Micro-finance banks face higher capital buffer rules
Micro-finance banks face additional capital requirements to provide a buffer against potential financial downturns in the first comprehensive review of the sector in years.
A Central Bank of Kenya (CBK) backed inquiry has recommended that capital ratios of the micro-finance banks (MFBs) should be raised to a yet-to-be-established threshold.
“(The proposal is) to review minimum capital requirements upwards to ensure that applicants and licensed MFBs demonstrate resilience as evidenced in their capitalisation,” says the CBK in a concept note calling for a comprehensive review of the micro-finance legal and regulatory framework.
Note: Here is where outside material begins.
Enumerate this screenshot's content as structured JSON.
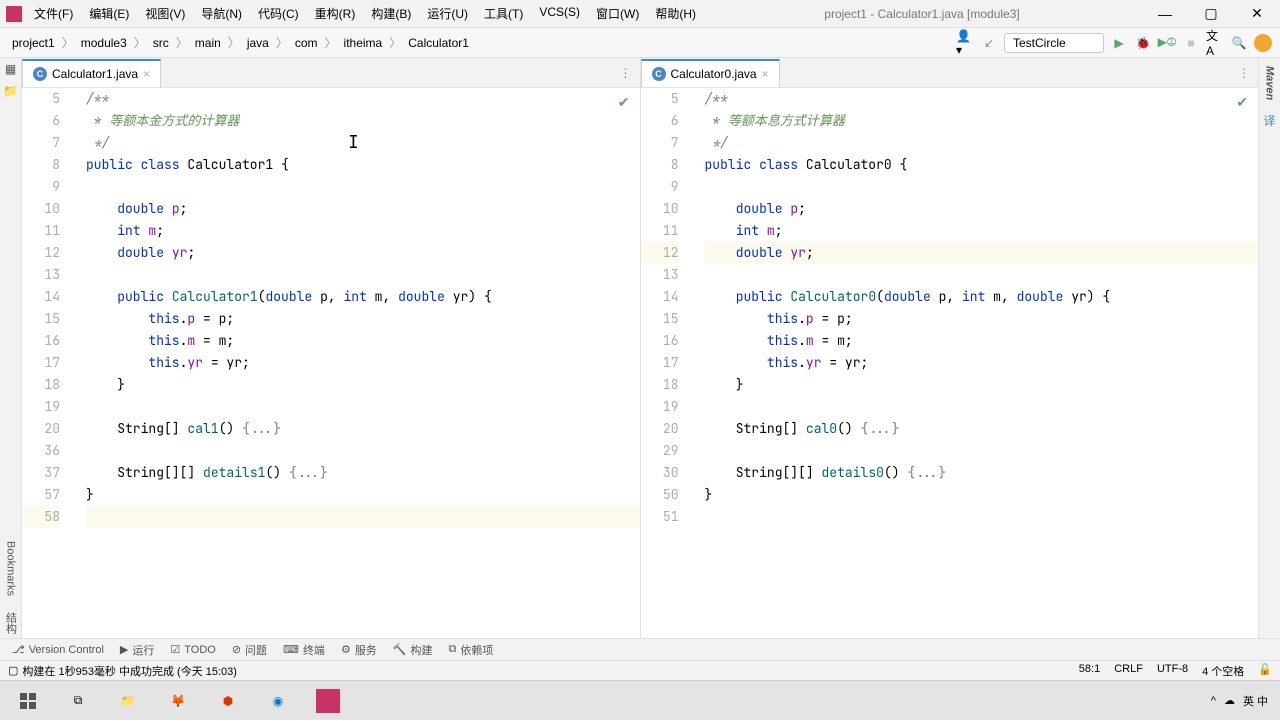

“The proposal is to have the minimum capital requirements for all microfinance banks increased for both existing MFBs and new entrants,” adds the CBK.
But the study proposes to merge the two licences and do away with the categorisation and issue one licence for all MFBs.
“This will address the need for resilient and viable business models, which ensure capital adequacy given the changes in the sector,” says the CBK.
The CBK also proposes a review of the shareholding limits and creation of non-operating holding companies and entrenchment of the vetting of significant shareholders into the Act.
The regulator has invited comments from the public by the end of next month which will then be incorporated in the initial draft of the Microfinance (Amendment) Bill, 2018, and Regulations.
There are 13 microfinance banks in the country. They include three tier-one microfinance banks (Kenya Women now Echo Network Africa, Faulu and Rafiki) which commanded an aggregate market share of 90 per cent as at the end of 2016.
Three medium microfinance banks had a market share of 6.6 per cent (SMEP, Caritas and Sumac) and seven small microfinance banks (Remu, Uwezo, U&I, Century, Daraja, Choice) had a market share of 3.4 per cent.
As at December 2016, the gross loan portfolio of the 13 MFIs’s amounted to Sh48.7 billion while deposits amounted to Sh40.2 billion.
The proposed regulations come at a challenging time for the banking sector, which suffered collapse of three lenders between 2015 and 2016.
The panic over the collapse of Chase, Imperial and Dubai banks prompted concerns from Kenyan savers on whether their hard-earned cash was safe.
Chase Bank (which is on course to be bought by Mauritian lender SBM Group) owns Rafiki, the second-largest deposit-taking microfinance.